from Tuesday, December22nd of the year2009.
My wonderful guide to the temples of Angkor, “Yokohama,” a nickname whose origins he explained to me but which I can’t repeat here for fear of missing one of the many insane and Khmer Rouge-related details, was quite mistress of taking me to places at times when the giant tour buses of Koreans and Japanese would be gone.
Is it retro to say Japanese? Should I say Japanese People? When was it decided that Chinaman was no longer permitted? My grandmother, when she found out where I was staying in Paris and I asked her about food, she said: Je connais un chinois which I would have to translate as “I know a Chinaman…” and in fact, Philip Glass, who is about the most politically correct & Buddhist and Compassionate person I know, used the word “chinaman” in my presence. Can somebody fill me in on contemporary politically correct demonyms?
However, the street systems of Siem Reap almost guaranteed that most temple entrances would be working streets for commuters and schoolchildren. Yokohama would occasionally say to me, wait, wait before you take a picture until this car passes, or this bike passes, as if to preserve the 11th century nature of the place. But I always defied him: there is something so exquisite about antiquity coÃ«xisting with modern life: for me, the cars driving around the Coliseum are as interesting as the Coliseum itself. The palimpsestic nature of ancient cities is thrilling to me; but even “palimpsestic” implies that the contemporary world is actively inscribing itself on the old; this isn’t always the case.
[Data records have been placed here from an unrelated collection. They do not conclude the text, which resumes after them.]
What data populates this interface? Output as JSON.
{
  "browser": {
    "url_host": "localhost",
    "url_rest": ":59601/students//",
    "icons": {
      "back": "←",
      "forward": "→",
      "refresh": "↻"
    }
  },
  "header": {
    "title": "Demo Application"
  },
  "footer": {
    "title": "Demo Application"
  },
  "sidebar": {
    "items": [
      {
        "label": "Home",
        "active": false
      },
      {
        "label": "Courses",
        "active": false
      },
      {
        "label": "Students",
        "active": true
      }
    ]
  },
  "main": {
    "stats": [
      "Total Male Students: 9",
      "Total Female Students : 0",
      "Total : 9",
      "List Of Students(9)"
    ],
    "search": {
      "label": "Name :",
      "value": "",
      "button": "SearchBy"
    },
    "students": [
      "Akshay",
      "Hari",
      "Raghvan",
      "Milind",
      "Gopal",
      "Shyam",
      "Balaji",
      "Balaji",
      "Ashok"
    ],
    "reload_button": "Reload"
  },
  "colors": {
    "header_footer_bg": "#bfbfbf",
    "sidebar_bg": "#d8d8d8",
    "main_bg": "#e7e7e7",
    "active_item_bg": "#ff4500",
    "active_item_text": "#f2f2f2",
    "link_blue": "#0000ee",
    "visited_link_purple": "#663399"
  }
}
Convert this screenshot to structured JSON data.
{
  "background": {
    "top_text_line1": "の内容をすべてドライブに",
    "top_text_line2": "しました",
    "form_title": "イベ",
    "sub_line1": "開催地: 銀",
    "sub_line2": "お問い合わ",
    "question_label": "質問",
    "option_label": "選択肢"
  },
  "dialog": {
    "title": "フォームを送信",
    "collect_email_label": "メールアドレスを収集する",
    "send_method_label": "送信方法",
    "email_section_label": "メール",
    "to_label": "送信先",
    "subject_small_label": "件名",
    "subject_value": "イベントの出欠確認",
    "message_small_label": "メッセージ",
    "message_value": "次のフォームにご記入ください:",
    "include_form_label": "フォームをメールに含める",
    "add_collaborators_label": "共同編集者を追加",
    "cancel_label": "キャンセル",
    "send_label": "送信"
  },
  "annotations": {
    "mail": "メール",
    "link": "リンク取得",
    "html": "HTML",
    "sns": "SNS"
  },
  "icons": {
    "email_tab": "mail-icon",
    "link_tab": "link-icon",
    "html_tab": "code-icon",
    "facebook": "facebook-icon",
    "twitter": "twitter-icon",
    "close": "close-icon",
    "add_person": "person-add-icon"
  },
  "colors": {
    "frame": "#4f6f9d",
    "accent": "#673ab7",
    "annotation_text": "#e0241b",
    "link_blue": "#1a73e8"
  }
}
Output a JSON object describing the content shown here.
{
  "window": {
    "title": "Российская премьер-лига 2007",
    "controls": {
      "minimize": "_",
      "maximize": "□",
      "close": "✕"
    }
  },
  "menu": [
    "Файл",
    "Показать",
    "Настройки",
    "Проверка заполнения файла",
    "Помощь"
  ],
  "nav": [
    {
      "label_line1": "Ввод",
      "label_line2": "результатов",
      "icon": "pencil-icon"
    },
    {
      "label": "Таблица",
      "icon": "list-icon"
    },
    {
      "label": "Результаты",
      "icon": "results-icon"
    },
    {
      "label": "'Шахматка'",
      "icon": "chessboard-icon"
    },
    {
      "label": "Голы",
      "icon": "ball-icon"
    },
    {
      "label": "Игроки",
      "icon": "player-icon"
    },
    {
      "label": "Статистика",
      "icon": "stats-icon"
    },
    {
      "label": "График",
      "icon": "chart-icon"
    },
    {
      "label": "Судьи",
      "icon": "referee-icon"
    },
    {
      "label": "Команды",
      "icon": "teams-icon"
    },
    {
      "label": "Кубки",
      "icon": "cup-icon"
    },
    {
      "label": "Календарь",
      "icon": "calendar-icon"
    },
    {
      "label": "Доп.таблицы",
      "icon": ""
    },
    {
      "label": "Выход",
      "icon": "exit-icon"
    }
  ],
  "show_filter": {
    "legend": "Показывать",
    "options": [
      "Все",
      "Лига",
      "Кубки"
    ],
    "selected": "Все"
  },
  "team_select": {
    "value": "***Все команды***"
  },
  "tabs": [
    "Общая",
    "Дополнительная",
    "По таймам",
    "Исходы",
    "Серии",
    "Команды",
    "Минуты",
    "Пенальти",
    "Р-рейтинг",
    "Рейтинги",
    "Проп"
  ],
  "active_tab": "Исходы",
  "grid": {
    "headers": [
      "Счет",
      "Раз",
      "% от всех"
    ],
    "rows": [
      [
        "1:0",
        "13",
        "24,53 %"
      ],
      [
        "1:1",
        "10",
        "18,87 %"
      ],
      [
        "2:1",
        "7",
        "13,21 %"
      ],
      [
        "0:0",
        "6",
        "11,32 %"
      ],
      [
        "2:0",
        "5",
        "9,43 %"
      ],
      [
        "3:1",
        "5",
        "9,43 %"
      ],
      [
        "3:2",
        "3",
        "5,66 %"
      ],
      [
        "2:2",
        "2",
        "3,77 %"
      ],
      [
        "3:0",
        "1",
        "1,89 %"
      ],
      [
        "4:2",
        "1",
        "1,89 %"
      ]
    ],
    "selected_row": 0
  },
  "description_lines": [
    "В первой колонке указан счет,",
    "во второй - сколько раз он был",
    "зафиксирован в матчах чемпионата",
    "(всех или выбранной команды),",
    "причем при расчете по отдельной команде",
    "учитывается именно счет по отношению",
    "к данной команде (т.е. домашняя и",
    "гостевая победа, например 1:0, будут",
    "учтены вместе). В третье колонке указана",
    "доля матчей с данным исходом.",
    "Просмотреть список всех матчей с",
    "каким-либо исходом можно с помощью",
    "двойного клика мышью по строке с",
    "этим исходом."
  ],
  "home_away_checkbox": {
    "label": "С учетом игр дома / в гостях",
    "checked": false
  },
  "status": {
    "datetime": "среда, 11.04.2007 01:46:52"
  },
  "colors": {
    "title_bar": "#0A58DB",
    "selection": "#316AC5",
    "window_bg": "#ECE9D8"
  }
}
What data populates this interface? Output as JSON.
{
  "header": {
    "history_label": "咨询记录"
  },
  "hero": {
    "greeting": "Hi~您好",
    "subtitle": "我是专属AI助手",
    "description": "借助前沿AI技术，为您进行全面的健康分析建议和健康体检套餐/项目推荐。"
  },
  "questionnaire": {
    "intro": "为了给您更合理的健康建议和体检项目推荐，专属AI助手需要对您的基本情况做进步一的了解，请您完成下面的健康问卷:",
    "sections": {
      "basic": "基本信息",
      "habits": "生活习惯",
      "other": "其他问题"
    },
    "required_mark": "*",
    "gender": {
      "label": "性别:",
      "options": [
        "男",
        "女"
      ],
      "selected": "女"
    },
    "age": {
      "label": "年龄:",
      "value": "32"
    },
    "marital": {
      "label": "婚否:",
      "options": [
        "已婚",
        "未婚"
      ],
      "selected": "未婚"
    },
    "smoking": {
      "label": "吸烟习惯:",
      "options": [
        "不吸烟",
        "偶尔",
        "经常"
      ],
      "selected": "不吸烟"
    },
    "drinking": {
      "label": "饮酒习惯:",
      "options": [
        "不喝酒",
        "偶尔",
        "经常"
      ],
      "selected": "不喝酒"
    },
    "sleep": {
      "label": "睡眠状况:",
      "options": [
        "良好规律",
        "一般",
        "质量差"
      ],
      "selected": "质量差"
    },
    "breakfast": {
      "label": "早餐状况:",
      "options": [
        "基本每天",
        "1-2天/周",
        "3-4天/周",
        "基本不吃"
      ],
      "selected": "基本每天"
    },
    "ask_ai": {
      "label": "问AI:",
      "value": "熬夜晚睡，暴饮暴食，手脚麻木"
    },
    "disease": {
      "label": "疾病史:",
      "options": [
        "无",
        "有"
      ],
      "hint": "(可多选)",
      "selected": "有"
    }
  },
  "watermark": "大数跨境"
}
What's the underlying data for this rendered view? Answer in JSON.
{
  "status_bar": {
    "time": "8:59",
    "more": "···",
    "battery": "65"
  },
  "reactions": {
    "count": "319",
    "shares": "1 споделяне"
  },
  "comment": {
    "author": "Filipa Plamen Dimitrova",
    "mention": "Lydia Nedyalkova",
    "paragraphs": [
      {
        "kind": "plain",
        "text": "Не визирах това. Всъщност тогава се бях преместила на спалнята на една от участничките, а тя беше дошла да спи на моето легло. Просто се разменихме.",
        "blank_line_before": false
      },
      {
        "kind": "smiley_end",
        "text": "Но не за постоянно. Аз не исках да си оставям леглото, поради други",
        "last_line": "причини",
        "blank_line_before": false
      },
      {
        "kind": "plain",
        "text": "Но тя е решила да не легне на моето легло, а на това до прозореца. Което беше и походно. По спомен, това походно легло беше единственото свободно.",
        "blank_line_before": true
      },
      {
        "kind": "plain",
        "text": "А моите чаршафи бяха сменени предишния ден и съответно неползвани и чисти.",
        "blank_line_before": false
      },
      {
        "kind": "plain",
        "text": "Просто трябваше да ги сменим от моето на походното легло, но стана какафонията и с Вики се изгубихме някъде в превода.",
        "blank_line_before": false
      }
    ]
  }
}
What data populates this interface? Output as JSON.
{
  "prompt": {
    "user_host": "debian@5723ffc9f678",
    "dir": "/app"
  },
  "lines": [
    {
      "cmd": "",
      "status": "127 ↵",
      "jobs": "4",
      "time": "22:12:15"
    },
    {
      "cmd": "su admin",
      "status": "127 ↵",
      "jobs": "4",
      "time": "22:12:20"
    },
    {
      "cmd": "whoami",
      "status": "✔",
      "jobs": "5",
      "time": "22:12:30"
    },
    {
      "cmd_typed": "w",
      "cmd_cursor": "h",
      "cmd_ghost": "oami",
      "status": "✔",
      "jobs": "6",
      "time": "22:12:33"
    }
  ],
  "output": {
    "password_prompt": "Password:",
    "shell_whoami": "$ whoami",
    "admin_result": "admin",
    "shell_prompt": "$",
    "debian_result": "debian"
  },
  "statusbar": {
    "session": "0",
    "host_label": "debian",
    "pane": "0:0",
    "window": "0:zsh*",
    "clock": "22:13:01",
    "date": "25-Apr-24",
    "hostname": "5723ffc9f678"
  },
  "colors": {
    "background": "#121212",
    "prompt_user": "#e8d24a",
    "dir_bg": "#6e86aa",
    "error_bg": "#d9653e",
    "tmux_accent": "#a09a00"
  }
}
An example: in Rome, my walk to school took me directly along a Roman wall; sometimes, at 7:30 in the morning, there would be tourists taking pictures of it, with tour guides excitedly explaining Pope Urban VIII systems and tongue-and-groove construction (of course, in typical Italian fashion, there is no way to even find a picture of Le mura gianicolensi, whatever, someday they’ll get the google truck); my friends and I were walking by, terrified about the presentation we’d have to give in forty-five minutes about linguistic unification after Garibaldi. On the walk home, I’d skirt the other side of the Roman (ancient) wall, and stop by the Roman (modern) stationery store to buy a pad of graph paper to do my geometry homework in. I wasn’t thinking about the wall and its importance as an example of Roman design, but I wasn’t unaware of it. Similarly, in Siem Reap, it’s great to see schoolkids in their navy skirts and shorts bicycling quickly underneath the Victory Gate to Angkor Thom: one of the Angkorian marvels, boasting four of the most delicious carved faces in the Kingdom; these kids don’t give a shit about the enigmatic smile: they’ve got a quiz on French subject-verb agreement. That’s part of the picture, for me, both of the country and the picture I take with the camera.
I like to think about my relationship to early music in the same way. Byrd and Gibbons, to me, are like the walls you walk next to, that guide the journey. The music I write is quite literally framed by their emotional agenda (Bow Thine Ear (or Civitas Sancti Tui if you’re feeling Papist, the Byrd anthem, is emotional ground-zero for me) but I don’t think about it too actively. It’s a gate through which more modern musics pass, or a wall against which you lean to tie your shoes.
An arrangement I made of Bow Thine Ear for the Aurora Orchestra, Nick Collon, conductor